  • Simon Cadman said:

    Any pix of you wearing The Object, Dave? Don’t be shy!! As a fashion statement, I guess it was nobody’s fault but… yours…
    Simon (who used to wear a very dodgy Afghan)

  • Fiona de Boltz said:

    PS hope the toothache’s better now!

  • Fiona de Boltz said:

    Great to read. I remember that unusual obelisk necklace! Happy days! 🙂

  • Kathy Urich said:

    Awesome read Dave, Led Zeppelin IV, Untitled etc. to this day gives me chills when Robert sings out “Hey, Hey Momma…” black dog, then blasts in to rock ~n~ roll. This album and Led II are my favorite studio recordings, keep in mind they’re all my “favorites” but Led IV perfection, cut after cut, through light and shade….sigh to end with When the Levy Breaks, musical genuis.

  • Mark Harrison said:

    And of course the R-101 that crahed tragically killing all those people and ended up on the cover of tje first album took off from the same hanger at Cardington, Bedford!

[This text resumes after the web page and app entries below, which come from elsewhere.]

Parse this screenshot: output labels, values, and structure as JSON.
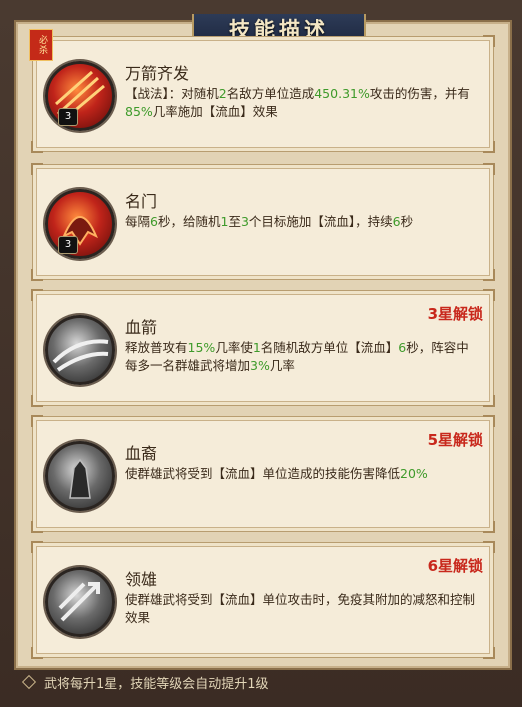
{
  "title": "技能描述",
  "skills": [
    {
      "name": "万箭齐发",
      "badge": "必杀",
      "level": "3",
      "desc_parts": [
        {
          "t": "【战法】：对随机"
        },
        {
          "t": "2",
          "g": true
        },
        {
          "t": "名敌方单位造成"
        },
        {
          "t": "450.31%",
          "g": true
        },
        {
          "t": "攻击的伤害，并有"
        },
        {
          "t": "85%",
          "g": true
        },
        {
          "t": "几率施加【流血】效果"
        }
      ]
    },
    {
      "name": "名门",
      "level": "3",
      "desc_parts": [
        {
          "t": "每隔"
        },
        {
          "t": "6",
          "g": true
        },
        {
          "t": "秒，给随机"
        },
        {
          "t": "1",
          "g": true
        },
        {
          "t": "至"
        },
        {
          "t": "3",
          "g": true
        },
        {
          "t": "个目标施加【流血】，持续"
        },
        {
          "t": "6",
          "g": true
        },
        {
          "t": "秒"
        }
      ]
    },
    {
      "name": "血箭",
      "lock": "3星解锁",
      "desc_parts": [
        {
          "t": "释放普攻有"
        },
        {
          "t": "15%",
          "g": true
        },
        {
          "t": "几率使"
        },
        {
          "t": "1",
          "g": true
        },
        {
          "t": "名随机敌方单位【流血】"
        },
        {
          "t": "6",
          "g": true
        },
        {
          "t": "秒，阵容中每多一名群雄武将增加"
        },
        {
          "t": "3%",
          "g": true
        },
        {
          "t": "几率"
        }
      ]
    },
    {
      "name": "血裔",
      "lock": "5星解锁",
      "desc_parts": [
        {
          "t": "使群雄武将受到【流血】单位造成的技能伤害降低"
        },
        {
          "t": "20%",
          "g": true
        }
      ]
    },
    {
      "name": "领雄",
      "lock": "6星解锁",
      "desc_parts": [
        {
          "t": "使群雄武将受到【流血】单位攻击时，免疫其附加的减怒和控制效果"
        }
      ]
    }
  ],
  "footer": "武将每升1星，技能等级会自动提升1级",
  "colors": {
    "highlight": "#3e9a2a",
    "lock": "#c8281c"
  }
}
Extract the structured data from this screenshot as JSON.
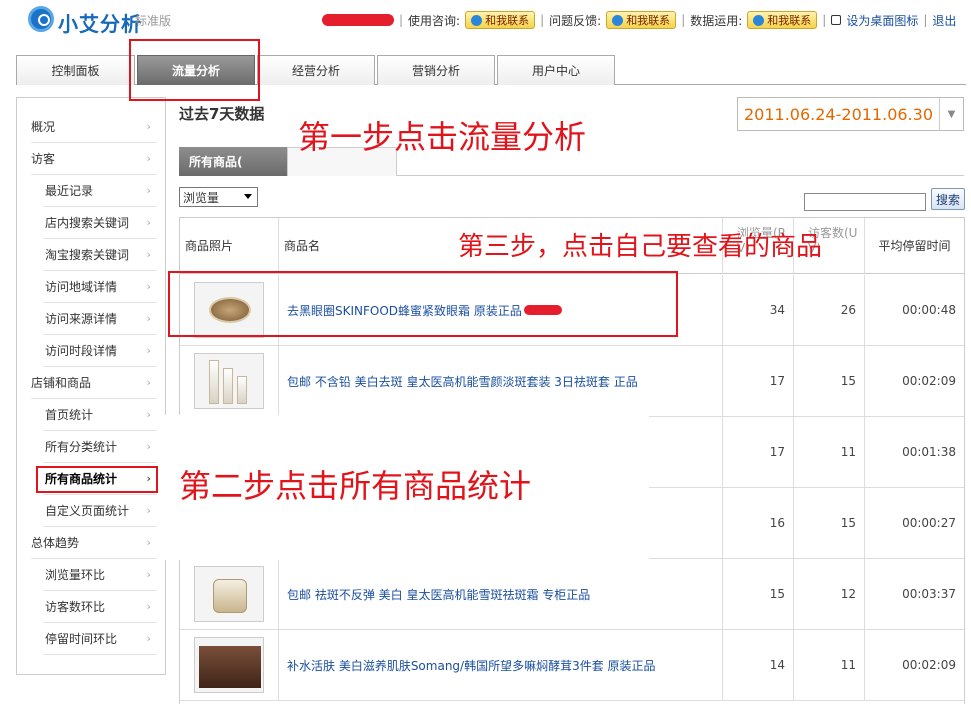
{
  "header": {
    "logo_text": "小艾分析",
    "edition": "标准版",
    "consult_label": "使用咨询:",
    "feedback_label": "问题反馈:",
    "data_label": "数据运用:",
    "contact_btn": "和我联系",
    "desktop_icon_label": "设为桌面图标",
    "logout": "退出"
  },
  "tabs": [
    {
      "label": "控制面板"
    },
    {
      "label": "流量分析"
    },
    {
      "label": "经营分析"
    },
    {
      "label": "营销分析"
    },
    {
      "label": "用户中心"
    }
  ],
  "sidebar": {
    "items": [
      {
        "label": "概况"
      },
      {
        "label": "访客"
      },
      {
        "label": "最近记录"
      },
      {
        "label": "店内搜索关键词"
      },
      {
        "label": "淘宝搜索关键词"
      },
      {
        "label": "访问地域详情"
      },
      {
        "label": "访问来源详情"
      },
      {
        "label": "访问时段详情"
      },
      {
        "label": "店铺和商品"
      },
      {
        "label": "首页统计"
      },
      {
        "label": "所有分类统计"
      },
      {
        "label": "所有商品统计"
      },
      {
        "label": "自定义页面统计"
      },
      {
        "label": "总体趋势"
      },
      {
        "label": "浏览量环比"
      },
      {
        "label": "访客数环比"
      },
      {
        "label": "停留时间环比"
      }
    ]
  },
  "main": {
    "title": "过去7天数据",
    "date_range": "2011.06.24-2011.06.30",
    "subtab": "所有商品(",
    "metric_select": "浏览量",
    "search_button": "搜索",
    "columns": {
      "image": "商品照片",
      "name": "商品名",
      "pv": "浏览量(P V)",
      "uv": "访客数(U V)",
      "stay": "平均停留时间"
    },
    "rows": [
      {
        "name": "去黑眼圈SKINFOOD蜂蜜紧致眼霜 原装正品",
        "pv": "34",
        "uv": "26",
        "stay": "00:00:48"
      },
      {
        "name": "包邮 不含铅 美白去斑 皇太医高机能雪颜淡斑套装 3日祛斑套 正品",
        "pv": "17",
        "uv": "15",
        "stay": "00:02:09"
      },
      {
        "name": "",
        "pv": "17",
        "uv": "11",
        "stay": "00:01:38"
      },
      {
        "name": "",
        "pv": "16",
        "uv": "15",
        "stay": "00:00:27"
      },
      {
        "name": "包邮 祛斑不反弹 美白 皇太医高机能雪斑祛斑霜 专柜正品",
        "pv": "15",
        "uv": "12",
        "stay": "00:03:37"
      },
      {
        "name": "补水活肤 美白滋养肌肤Somang/韩国所望多嘛焖酵茸3件套 原装正品",
        "pv": "14",
        "uv": "11",
        "stay": "00:02:09"
      }
    ]
  },
  "annotations": {
    "step1": "第一步点击流量分析",
    "step2": "第二步点击所有商品统计",
    "step3": "第三步，点击自己要查看的商品"
  },
  "colors": {
    "annotation": "#e0141a",
    "date_text": "#e06a00",
    "link": "#1a4fa0"
  }
}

  • John C said:

    Mr Lewis
    A most enjoyable read on your memories of SRTS – there’s nothing like an eyewitness account on proceedings. Its good to hear little facts like the Film Night account, never knew it appeared on there. I’ve already mentioned my own experiences going to our local “Picture house” in Durham City – it was like going to a gig only more exciting!!
    Very much looking forward to the RC issue, Zeppelin 4 was such a monumental moment in music, from its unusual recording techniques, mix of styles – its pure organic evolvement is a testament in itself, and no name on the cover – madness!! Its great Mr Anderson has had input, I enjoy his attention to detail. Its difficult to say whether that Zep 4 copy is 1st. or 2nd issue. Depends if the feather is upside down on the B side – if it is that its the 1st issue and worth (EX) £300+ though one did sell for £908 in 2009!!

  • Tom Cory said:

    Funnily enough, that particular blimp ended up at White Hart Lane on Sunday!

  • Mark Harrison said:

    And after all that excitement in early November 1976 on Sunday the 7th my left lung collapsed!!
    Oh what days!

Leave your response!

Add your comment below, or trackback from your own site. You can also subscribe to these comments via RSS.

Be nice. Keep it clean. Stay on topic. No spam.

This is a Gravatar-enabled weblog. To get your own globally-recognized-avatar, please register at Gravatar.